Please state how many lines in the records below contain the word "more"; the number alone is the answer.

===============

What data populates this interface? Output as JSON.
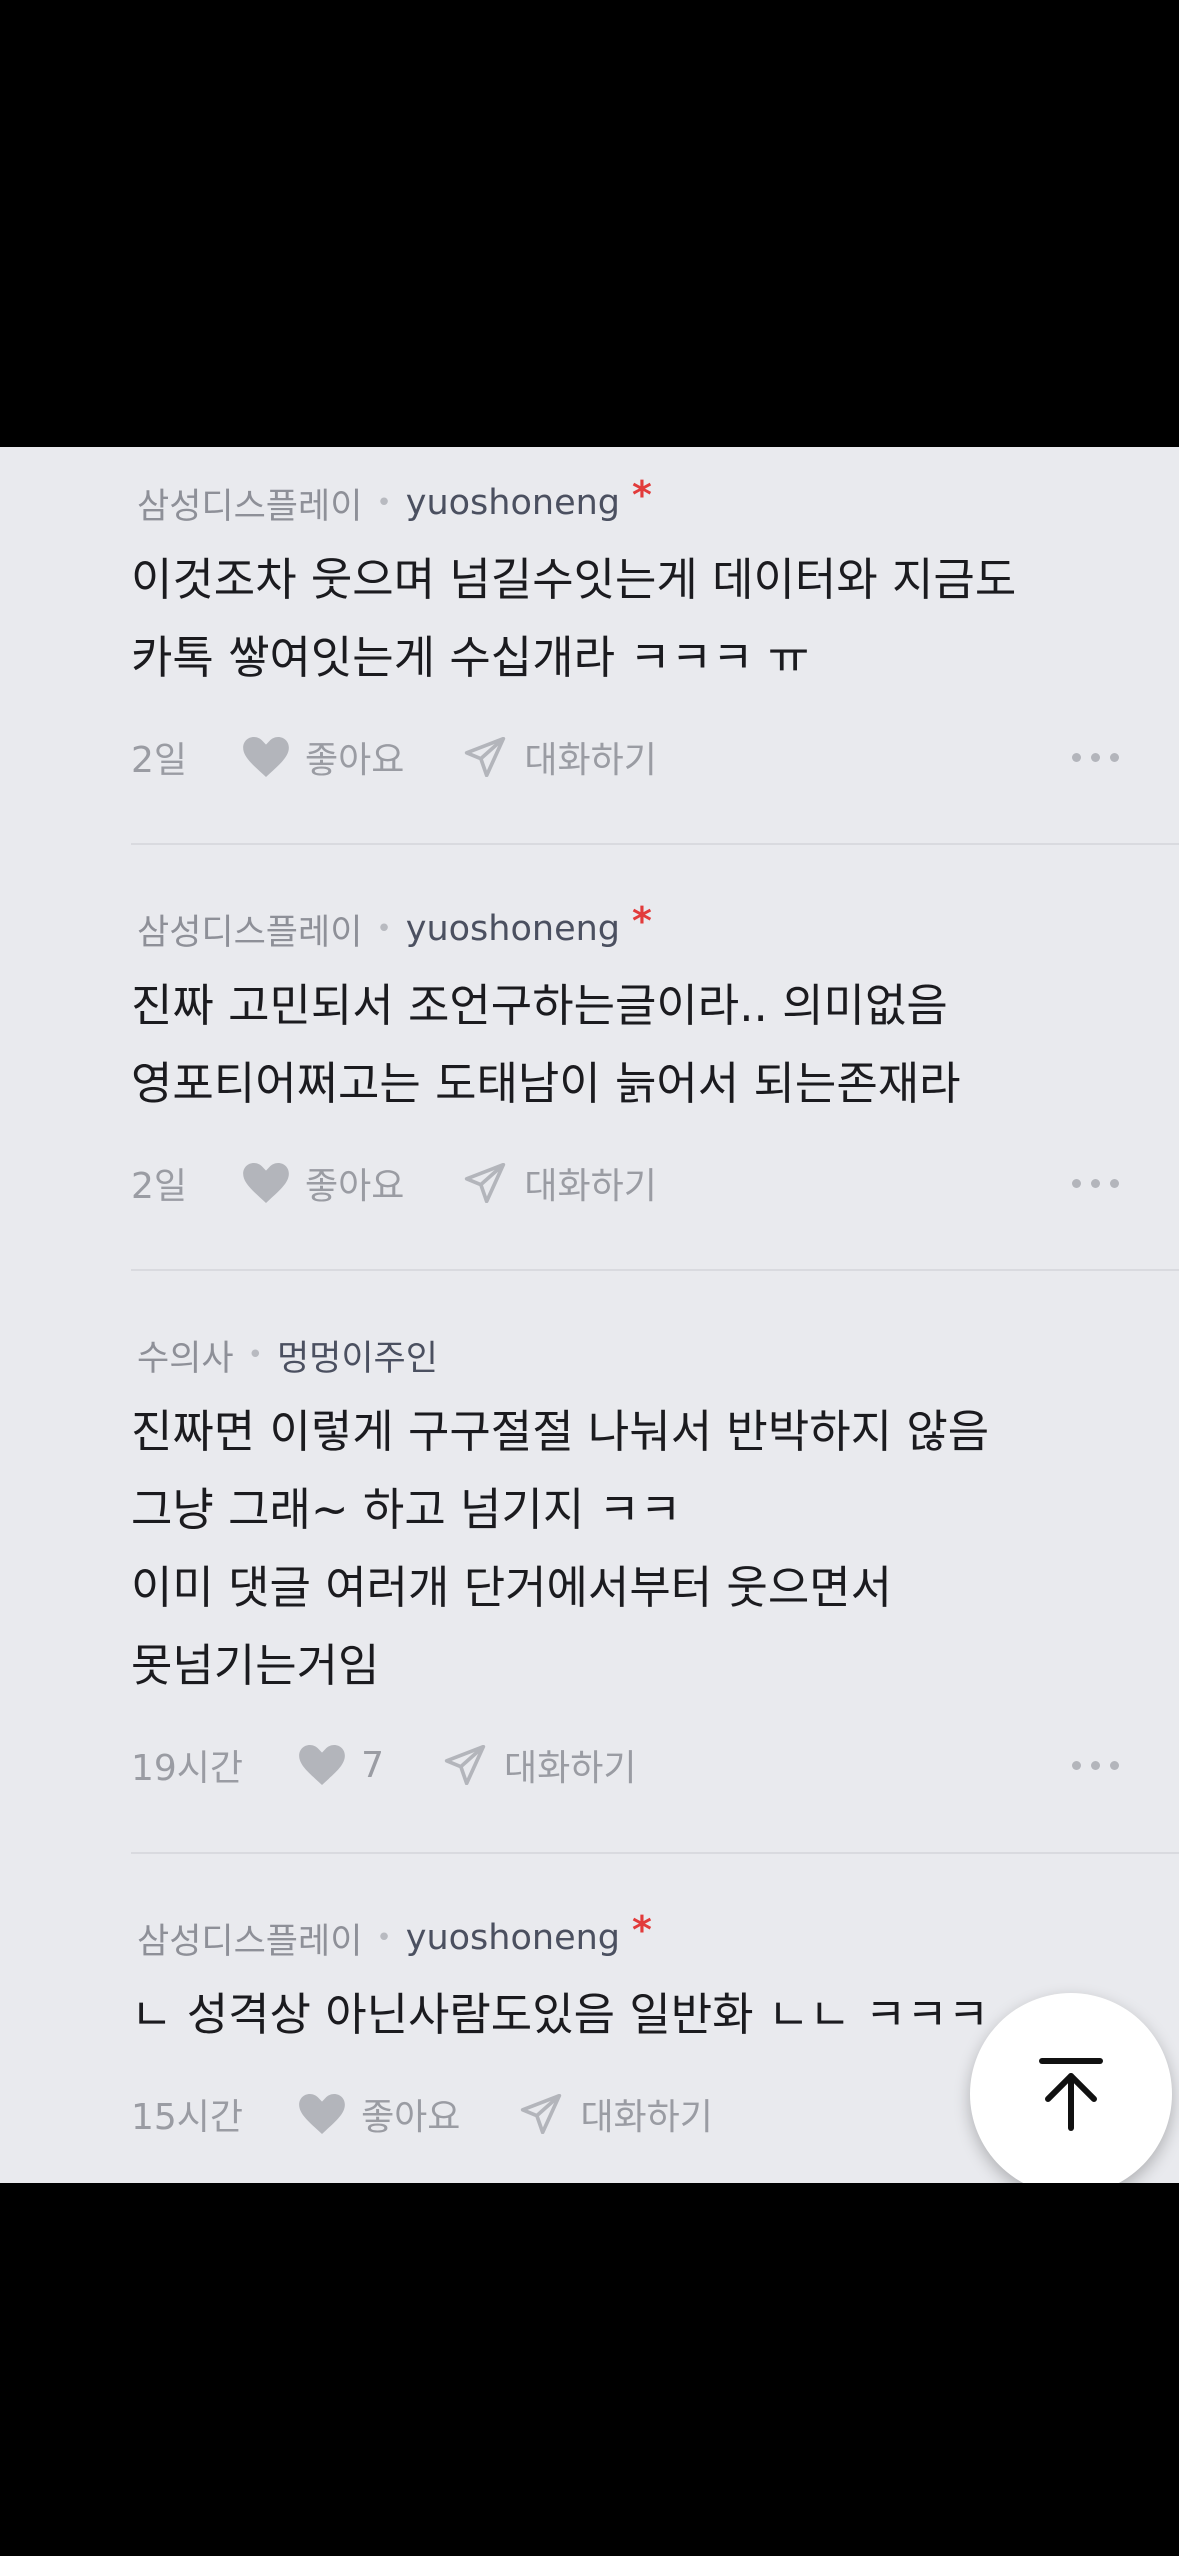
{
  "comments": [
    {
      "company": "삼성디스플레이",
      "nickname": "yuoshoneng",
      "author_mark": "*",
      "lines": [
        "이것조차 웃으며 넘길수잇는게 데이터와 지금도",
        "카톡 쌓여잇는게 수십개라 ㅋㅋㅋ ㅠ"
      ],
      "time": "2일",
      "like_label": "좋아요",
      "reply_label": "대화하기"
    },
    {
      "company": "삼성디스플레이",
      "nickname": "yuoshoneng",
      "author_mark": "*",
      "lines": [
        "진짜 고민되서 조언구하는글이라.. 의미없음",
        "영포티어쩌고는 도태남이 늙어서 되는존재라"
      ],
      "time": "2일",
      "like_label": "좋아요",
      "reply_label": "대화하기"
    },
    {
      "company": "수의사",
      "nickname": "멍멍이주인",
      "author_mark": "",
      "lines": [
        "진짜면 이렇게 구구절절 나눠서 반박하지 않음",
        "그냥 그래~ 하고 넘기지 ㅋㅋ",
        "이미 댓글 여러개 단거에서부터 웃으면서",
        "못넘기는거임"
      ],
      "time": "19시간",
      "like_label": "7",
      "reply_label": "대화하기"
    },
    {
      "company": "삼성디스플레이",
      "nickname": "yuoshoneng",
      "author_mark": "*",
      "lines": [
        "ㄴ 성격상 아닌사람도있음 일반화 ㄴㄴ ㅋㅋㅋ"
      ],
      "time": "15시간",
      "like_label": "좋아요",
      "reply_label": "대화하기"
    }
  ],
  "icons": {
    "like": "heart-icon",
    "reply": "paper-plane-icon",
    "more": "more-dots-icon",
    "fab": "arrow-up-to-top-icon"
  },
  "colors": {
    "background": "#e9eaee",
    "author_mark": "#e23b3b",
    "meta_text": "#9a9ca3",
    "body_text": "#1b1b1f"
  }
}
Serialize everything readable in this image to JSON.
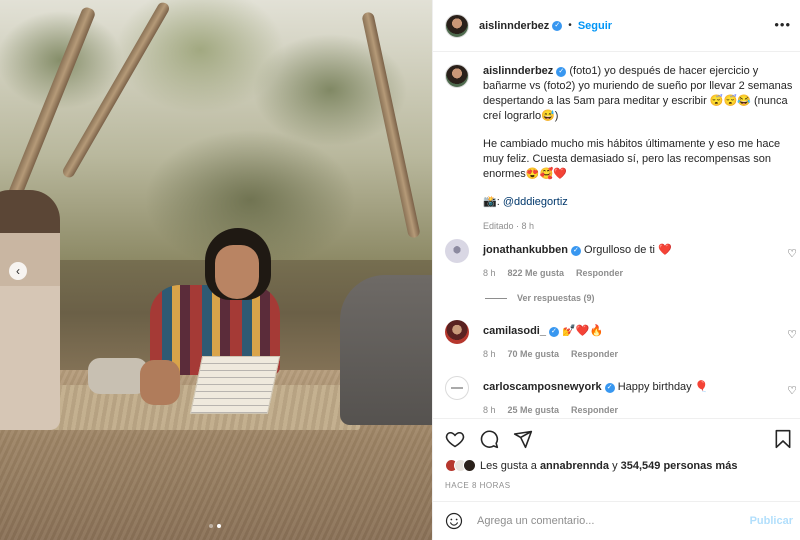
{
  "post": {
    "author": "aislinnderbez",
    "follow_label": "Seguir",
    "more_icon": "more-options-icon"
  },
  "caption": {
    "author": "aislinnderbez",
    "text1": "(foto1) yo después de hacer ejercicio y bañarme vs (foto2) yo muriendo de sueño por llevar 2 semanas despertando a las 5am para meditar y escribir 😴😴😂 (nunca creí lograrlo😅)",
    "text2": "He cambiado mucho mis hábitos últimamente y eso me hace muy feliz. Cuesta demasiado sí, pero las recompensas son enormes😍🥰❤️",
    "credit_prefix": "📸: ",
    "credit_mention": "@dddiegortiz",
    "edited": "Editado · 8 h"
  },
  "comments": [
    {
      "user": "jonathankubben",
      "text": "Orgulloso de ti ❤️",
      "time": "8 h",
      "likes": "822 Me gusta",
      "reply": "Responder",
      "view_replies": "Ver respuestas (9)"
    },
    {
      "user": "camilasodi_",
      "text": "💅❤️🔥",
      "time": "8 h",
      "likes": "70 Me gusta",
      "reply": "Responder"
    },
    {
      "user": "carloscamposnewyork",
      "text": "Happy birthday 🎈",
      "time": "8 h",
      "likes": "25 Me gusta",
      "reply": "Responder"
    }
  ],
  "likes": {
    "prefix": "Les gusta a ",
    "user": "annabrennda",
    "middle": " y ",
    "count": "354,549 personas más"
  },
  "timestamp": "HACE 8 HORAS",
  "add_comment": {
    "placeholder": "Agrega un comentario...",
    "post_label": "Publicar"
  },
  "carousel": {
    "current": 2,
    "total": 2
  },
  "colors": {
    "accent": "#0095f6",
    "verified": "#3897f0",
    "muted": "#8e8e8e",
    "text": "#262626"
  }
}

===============

● Answer to this task: 2